If you agree with me that English Heritage should change its charging policy, so as to remove the anomaly that treats carers with annual/life membership differently from carers without annual/life membership, when visiting English Heritage sites with a disabled person (see above for a full explanation of this anomaly), please would you either:

(a) Record your views on the Forum, so that I can pass them on to English Heritage;
(b) Email your views to English Heritage Customer Services (http://www.english-heritage.org.uk/abou ... rvice-form).

Best wishes,

Hi David, I thought long and hard before I renewed my membership for the National Trust this time and for just the kind of issue you raise.
It's not ideal but in the end I decided to continue. I pay £6 odd per month and as it's my OH who has the disabilities, this allows us both entry as many times as we like. I know as a Carer I could get in Free but it'd probably cost more than the £6.00 we currently pay for a single entry anyway.

Good luck with this and I'll follow your thread with interest. Image
Marie x
We didn't bother with either, as hubby couldn't get into or around the vast majority of their houses/sites anyway. We just paid to go round the gardens or to walk in the grounds, no point having membership just for that. In our experience the NT staff were totally unhelpful anyway and didn't really like us.
However, Sandringham House (Queenie's Christmas retreat), were desperately helpful and keen to make sure that hubby could see and touch everything and get everywhere. I would recommend Sandringham to anyone with caree in wheelchair. They couldn't have been nicer.
Many thanks for the information about National Trust and other sites. I wasn't aware that National Trust charging policy in relation to carers (with annual/life membership) was the same as English Heritage's.

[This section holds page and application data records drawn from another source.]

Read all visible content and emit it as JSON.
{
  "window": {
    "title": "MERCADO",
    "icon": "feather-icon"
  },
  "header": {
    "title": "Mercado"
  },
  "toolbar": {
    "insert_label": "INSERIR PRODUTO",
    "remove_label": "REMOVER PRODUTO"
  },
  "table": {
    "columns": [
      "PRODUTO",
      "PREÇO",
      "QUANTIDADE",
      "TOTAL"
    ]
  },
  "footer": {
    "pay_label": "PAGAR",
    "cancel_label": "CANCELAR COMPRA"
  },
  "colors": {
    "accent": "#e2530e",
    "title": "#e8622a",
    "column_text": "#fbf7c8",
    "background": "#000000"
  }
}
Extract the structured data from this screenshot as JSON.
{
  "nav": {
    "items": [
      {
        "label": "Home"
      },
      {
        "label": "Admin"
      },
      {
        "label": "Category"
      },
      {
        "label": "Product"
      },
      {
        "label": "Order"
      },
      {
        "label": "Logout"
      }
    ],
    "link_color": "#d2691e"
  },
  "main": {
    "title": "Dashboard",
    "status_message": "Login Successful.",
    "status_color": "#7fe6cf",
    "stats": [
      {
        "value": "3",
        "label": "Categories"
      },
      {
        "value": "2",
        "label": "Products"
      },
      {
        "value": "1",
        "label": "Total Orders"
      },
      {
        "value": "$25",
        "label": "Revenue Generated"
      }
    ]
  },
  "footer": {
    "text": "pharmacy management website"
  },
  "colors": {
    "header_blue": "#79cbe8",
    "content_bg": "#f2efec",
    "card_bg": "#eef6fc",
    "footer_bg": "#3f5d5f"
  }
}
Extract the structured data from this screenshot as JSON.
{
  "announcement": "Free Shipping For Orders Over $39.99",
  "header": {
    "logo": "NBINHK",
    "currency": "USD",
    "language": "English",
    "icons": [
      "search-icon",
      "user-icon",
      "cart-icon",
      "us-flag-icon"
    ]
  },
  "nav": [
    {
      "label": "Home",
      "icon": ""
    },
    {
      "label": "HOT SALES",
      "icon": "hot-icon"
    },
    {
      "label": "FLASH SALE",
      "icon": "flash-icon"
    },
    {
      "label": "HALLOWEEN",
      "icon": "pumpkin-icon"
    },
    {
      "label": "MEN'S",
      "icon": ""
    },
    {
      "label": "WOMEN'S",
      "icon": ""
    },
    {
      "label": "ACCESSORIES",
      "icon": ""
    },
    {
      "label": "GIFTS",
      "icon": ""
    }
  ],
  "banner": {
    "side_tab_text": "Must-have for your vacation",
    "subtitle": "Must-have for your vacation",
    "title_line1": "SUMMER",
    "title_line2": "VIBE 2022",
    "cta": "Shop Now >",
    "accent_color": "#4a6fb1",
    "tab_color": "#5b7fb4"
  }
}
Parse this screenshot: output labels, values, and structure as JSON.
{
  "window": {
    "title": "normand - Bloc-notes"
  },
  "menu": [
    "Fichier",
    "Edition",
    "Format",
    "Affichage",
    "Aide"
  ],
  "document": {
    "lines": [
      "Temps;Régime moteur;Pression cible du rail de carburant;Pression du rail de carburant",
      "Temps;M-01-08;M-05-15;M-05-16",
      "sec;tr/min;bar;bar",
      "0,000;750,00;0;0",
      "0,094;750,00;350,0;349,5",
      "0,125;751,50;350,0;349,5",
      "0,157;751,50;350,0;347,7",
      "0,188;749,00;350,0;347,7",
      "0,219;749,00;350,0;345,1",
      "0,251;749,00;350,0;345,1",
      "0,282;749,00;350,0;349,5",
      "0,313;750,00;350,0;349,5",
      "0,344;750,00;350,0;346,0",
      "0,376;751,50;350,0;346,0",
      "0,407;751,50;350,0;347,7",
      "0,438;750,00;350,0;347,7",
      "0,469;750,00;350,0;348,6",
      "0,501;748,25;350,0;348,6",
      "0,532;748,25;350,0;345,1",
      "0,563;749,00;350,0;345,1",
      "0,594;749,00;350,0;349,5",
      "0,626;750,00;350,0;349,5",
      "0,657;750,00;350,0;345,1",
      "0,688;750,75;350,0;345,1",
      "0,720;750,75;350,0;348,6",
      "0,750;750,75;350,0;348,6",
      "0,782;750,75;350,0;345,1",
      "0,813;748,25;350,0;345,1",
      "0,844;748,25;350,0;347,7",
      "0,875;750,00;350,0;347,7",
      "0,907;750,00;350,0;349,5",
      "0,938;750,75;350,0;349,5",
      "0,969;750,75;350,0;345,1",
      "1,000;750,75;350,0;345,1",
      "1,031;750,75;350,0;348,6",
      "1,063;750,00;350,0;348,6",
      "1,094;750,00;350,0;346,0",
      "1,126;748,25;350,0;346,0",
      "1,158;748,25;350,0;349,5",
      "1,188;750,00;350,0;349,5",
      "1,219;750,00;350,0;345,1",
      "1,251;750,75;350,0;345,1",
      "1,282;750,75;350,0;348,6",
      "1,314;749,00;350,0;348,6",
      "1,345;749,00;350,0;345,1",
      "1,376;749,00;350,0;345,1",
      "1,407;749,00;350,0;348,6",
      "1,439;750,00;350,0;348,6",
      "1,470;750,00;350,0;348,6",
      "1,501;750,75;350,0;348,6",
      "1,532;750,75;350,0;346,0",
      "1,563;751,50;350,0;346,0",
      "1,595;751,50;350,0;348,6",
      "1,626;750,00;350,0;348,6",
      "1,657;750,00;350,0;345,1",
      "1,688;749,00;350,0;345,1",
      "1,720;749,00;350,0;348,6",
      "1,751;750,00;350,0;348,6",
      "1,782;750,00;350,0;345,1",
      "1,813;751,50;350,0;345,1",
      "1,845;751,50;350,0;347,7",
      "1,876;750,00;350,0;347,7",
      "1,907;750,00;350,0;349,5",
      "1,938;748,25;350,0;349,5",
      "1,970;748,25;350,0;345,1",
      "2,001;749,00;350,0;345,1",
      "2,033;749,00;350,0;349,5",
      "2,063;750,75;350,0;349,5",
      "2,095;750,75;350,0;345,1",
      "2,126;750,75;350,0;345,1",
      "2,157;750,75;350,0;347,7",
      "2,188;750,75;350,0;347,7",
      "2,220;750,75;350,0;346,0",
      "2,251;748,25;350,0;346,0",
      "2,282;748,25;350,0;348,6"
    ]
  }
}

Please provide any information you have about charging policies - and also the kind of reception you get - at properties run by English Heritage, National Trust and others. If things aren't satisfactory, they will only improve if we tell the organizations concerned about our experiences.

And if you agree with me about the English Heritage charging policy, please e-mail them about it (contact details on my previous post).

Best wishes,